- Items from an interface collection
━━━━━━━━━━
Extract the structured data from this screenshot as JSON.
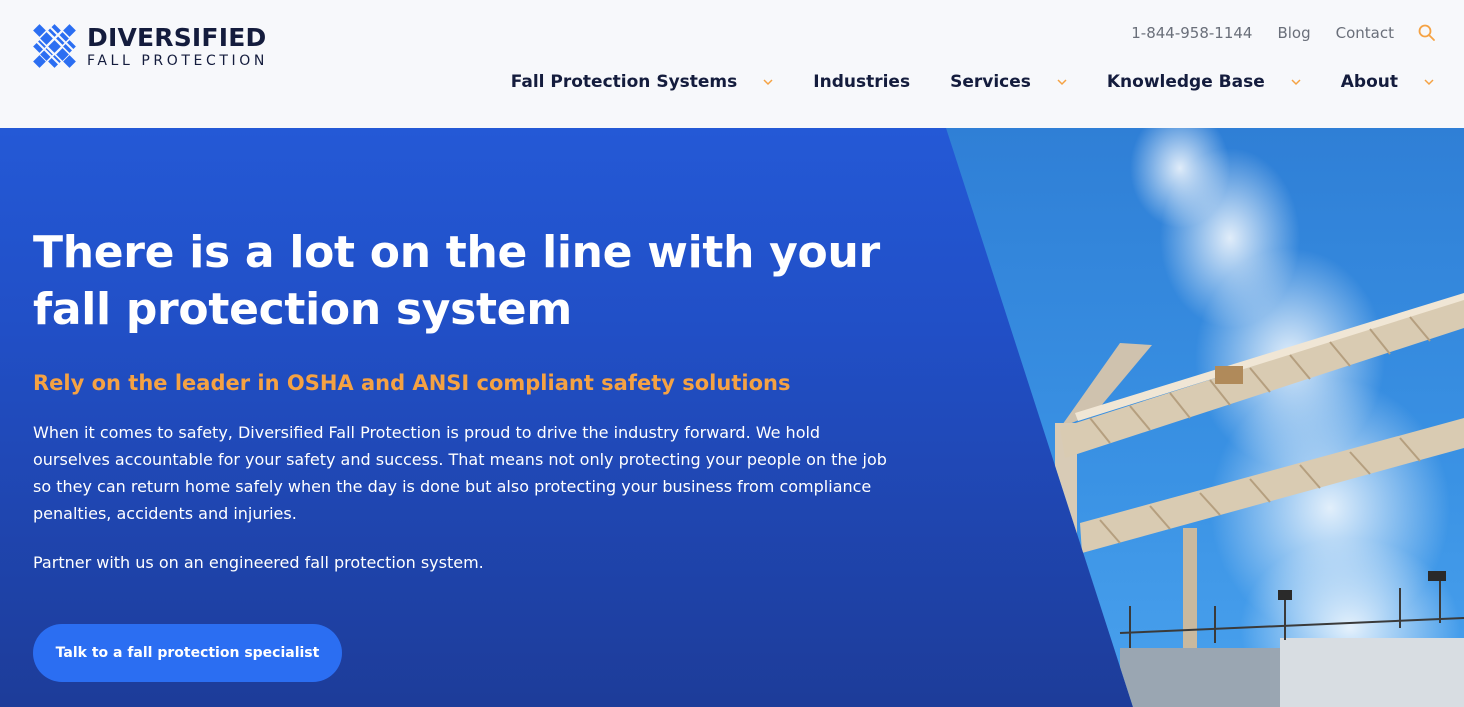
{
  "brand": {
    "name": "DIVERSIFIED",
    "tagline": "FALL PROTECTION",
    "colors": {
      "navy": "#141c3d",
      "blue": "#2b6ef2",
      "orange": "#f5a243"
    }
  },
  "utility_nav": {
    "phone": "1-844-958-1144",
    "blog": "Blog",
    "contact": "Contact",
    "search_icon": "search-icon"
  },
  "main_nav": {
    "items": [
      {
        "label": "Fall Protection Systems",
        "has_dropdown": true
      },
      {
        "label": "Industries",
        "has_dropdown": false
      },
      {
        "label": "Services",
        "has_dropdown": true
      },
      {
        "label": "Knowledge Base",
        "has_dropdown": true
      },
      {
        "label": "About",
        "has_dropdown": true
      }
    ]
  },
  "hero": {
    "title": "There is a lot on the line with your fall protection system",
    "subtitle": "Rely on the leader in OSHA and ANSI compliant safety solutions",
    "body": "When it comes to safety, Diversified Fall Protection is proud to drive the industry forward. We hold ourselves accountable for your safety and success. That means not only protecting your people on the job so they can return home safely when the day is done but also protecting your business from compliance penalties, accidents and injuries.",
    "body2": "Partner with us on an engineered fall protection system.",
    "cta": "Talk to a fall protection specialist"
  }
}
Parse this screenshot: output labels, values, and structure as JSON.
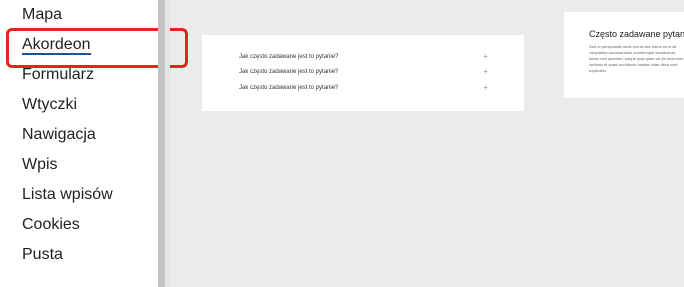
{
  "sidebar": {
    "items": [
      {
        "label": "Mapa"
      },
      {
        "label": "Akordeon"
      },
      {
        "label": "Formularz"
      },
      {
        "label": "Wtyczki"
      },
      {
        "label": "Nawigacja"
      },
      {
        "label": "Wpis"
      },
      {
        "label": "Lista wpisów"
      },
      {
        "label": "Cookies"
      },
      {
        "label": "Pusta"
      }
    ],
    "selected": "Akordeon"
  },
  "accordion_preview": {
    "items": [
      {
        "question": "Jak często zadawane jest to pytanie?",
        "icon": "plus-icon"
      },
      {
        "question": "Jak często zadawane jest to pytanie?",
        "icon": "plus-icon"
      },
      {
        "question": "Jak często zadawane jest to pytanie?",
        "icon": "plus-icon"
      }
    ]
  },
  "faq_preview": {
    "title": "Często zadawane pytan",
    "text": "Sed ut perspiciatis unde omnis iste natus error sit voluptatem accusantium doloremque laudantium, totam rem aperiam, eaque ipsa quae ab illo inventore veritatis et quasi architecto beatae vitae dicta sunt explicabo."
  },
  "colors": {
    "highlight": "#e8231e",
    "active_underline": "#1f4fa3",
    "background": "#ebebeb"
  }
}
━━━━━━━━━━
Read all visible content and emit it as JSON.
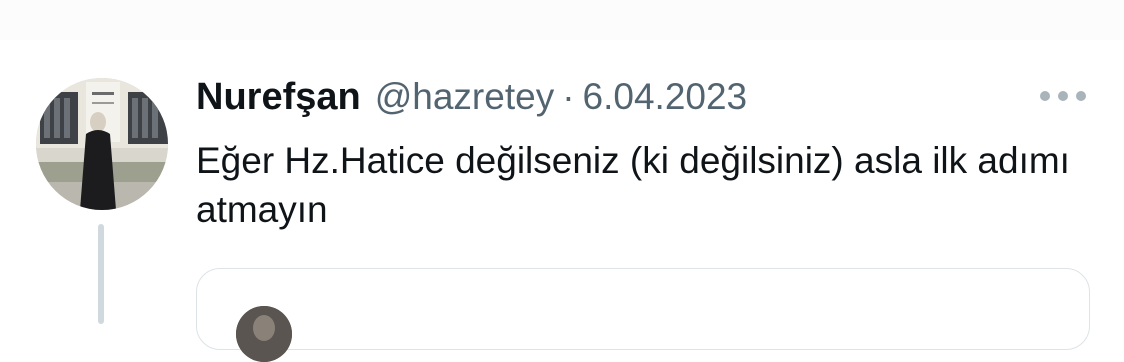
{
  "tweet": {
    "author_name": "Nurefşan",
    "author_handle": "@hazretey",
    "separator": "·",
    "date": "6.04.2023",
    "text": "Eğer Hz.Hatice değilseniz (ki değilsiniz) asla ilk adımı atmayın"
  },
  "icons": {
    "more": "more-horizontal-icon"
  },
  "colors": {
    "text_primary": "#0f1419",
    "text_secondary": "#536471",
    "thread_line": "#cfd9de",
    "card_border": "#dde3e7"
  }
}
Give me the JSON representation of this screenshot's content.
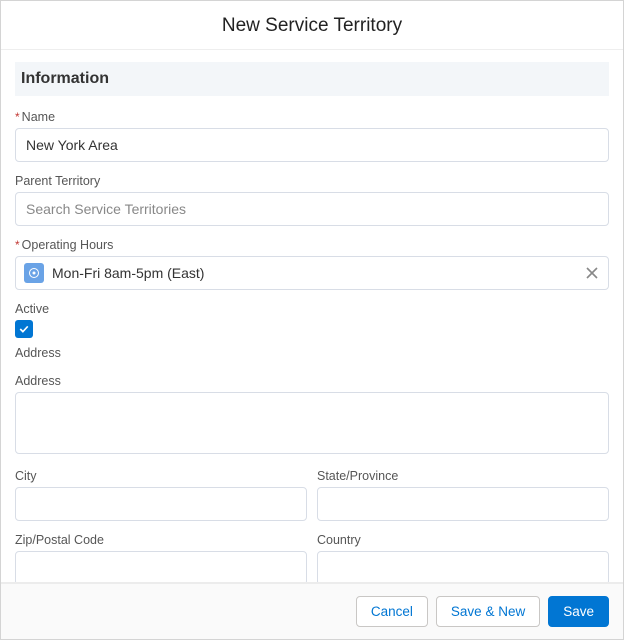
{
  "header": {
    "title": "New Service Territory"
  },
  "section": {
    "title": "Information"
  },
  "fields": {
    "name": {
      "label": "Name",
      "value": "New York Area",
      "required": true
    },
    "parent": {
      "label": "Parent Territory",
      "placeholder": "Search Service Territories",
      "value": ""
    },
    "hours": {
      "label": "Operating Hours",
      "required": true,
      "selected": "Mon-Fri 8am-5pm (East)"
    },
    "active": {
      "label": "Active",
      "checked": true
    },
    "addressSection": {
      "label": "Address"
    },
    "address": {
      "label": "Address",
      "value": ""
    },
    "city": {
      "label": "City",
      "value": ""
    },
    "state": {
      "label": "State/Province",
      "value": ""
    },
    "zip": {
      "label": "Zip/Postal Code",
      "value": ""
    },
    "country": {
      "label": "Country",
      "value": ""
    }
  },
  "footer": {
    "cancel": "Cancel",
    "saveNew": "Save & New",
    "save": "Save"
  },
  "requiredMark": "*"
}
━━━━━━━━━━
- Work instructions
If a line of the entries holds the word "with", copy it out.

- Result of this task
    "title": "There is a lot on the line with your fall protection system",
    "body2": "Partner with us on an engineered fall protection system.",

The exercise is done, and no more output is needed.